MATERIAL SUPPLIED below:

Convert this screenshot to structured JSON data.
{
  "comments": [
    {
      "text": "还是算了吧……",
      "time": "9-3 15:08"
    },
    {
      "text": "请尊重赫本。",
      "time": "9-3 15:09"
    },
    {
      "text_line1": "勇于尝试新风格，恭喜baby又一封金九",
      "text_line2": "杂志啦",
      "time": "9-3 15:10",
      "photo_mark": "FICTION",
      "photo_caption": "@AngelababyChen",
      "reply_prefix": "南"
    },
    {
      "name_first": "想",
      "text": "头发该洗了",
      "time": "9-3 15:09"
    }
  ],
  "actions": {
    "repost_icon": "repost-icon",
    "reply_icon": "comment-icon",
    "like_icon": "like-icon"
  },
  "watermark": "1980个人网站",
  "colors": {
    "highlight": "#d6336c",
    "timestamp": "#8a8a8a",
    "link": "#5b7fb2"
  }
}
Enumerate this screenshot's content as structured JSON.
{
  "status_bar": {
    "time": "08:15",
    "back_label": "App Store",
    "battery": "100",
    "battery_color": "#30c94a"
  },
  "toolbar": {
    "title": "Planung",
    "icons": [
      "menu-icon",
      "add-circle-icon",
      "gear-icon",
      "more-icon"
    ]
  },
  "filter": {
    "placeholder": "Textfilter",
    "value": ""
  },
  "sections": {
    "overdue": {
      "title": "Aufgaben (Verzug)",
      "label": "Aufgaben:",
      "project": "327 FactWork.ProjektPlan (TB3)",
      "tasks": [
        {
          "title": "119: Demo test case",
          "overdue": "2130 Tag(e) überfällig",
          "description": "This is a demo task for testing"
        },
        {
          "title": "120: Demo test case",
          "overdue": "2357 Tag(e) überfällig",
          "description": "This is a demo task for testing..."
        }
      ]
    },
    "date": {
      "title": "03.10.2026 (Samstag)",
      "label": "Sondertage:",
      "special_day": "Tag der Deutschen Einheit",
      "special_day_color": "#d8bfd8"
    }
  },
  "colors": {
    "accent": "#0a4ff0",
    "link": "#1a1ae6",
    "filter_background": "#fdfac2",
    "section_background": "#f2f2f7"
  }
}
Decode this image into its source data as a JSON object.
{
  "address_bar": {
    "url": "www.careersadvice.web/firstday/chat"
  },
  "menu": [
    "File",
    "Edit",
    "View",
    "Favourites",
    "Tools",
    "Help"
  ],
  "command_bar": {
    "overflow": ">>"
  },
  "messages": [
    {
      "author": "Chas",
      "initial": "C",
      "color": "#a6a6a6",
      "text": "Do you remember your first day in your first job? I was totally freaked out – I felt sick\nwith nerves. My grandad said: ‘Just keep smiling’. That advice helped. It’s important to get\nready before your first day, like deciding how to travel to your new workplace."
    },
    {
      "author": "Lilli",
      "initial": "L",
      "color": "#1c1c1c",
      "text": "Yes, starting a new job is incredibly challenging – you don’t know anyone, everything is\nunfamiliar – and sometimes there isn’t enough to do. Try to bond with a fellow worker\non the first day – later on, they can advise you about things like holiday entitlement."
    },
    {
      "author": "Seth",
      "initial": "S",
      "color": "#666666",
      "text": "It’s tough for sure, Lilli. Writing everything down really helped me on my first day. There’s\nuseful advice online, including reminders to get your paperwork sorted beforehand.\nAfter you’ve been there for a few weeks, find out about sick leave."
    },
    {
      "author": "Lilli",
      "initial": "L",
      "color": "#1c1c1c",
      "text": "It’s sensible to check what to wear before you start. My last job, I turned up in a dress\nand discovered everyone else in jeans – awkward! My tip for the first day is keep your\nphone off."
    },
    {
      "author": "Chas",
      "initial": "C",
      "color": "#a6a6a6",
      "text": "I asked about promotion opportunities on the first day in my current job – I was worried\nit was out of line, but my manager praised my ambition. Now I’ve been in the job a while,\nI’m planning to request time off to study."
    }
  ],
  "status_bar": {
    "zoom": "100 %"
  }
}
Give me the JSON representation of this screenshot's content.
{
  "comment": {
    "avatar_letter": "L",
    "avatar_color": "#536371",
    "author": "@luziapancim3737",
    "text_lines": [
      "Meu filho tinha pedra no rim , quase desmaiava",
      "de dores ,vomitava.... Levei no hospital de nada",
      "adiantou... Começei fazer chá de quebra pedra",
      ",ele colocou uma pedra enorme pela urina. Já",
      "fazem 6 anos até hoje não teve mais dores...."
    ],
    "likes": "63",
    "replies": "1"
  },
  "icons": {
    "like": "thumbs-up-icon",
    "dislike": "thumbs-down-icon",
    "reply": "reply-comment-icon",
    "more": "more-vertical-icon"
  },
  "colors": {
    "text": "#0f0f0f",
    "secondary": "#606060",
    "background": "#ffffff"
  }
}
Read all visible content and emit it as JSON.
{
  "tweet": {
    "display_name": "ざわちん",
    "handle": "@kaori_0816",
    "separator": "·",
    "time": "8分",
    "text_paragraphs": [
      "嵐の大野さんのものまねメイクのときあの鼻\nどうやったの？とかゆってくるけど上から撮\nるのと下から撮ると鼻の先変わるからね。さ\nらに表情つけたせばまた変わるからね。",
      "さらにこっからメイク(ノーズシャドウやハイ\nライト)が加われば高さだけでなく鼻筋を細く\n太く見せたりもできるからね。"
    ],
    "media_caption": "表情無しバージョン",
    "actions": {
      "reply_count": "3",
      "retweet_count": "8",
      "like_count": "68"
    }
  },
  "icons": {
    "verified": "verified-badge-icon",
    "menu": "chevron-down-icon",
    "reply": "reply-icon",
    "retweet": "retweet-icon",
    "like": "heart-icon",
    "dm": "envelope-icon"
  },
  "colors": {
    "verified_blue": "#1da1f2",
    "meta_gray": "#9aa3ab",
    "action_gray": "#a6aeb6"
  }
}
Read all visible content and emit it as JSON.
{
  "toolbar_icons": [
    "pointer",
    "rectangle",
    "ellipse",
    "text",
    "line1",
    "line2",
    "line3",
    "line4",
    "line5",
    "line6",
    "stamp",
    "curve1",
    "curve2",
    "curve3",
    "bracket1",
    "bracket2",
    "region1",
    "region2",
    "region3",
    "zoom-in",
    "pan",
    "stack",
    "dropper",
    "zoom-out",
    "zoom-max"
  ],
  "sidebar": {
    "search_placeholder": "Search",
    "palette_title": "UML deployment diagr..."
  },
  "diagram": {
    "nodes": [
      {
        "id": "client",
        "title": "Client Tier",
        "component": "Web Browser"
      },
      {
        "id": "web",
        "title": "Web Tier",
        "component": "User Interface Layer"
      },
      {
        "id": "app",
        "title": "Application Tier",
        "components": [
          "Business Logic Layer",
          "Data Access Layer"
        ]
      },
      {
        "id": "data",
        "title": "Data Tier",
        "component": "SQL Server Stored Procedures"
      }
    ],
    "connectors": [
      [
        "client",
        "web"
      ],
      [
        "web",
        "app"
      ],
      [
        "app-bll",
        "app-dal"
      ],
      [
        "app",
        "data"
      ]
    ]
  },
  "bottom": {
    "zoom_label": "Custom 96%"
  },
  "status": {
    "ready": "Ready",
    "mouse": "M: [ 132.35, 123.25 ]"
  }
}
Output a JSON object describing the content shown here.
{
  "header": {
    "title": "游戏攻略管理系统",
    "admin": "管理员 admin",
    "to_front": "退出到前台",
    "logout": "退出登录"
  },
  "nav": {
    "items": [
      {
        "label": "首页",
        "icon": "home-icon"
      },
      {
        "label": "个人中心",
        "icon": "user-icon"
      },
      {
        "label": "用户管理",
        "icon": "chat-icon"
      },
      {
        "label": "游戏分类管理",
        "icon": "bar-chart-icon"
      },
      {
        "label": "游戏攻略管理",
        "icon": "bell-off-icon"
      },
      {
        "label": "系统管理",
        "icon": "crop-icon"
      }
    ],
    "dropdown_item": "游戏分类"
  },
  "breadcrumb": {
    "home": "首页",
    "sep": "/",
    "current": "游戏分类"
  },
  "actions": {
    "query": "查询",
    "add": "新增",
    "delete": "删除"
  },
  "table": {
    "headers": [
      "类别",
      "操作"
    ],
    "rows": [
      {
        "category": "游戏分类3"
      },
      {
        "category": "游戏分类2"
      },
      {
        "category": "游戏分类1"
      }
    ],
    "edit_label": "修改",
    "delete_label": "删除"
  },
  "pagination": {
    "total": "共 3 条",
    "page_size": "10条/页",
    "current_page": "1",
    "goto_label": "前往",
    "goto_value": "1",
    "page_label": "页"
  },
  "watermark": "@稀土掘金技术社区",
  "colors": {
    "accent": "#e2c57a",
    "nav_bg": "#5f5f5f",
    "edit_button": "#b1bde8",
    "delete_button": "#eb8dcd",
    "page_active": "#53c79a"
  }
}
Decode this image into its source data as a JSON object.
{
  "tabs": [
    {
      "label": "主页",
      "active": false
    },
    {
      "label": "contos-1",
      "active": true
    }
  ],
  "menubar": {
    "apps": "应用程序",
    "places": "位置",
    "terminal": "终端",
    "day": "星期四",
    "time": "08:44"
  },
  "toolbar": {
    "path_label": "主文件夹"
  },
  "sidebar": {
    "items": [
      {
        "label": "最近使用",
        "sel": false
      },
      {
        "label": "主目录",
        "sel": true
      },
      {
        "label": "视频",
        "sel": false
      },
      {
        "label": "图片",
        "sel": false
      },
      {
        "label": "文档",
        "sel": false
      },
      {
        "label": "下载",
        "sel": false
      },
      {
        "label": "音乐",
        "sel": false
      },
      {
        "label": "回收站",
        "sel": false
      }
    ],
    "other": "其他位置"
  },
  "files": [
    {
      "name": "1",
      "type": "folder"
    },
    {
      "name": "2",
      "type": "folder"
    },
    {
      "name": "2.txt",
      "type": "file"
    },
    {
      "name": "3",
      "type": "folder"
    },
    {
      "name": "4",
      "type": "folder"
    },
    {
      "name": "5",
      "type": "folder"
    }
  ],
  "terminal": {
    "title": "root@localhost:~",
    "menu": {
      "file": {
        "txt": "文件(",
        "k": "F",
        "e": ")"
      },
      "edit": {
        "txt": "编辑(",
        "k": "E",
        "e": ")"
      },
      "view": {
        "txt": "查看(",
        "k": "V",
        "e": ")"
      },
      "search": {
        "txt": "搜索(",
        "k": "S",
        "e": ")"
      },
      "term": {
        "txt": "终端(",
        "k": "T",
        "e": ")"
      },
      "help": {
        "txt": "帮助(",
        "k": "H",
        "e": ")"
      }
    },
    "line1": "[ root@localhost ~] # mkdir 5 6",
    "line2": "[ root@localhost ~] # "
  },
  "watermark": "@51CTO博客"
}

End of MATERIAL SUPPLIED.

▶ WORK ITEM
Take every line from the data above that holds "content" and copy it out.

▶ RESULT BELOW
Enumerate this screenshot's content as structured JSON.
Give me the JSON representation of this screenshot's content.
Read all visible content and emit it as JSON.
Read all visible content and emit it as JSON.
Output a JSON object describing the content shown here.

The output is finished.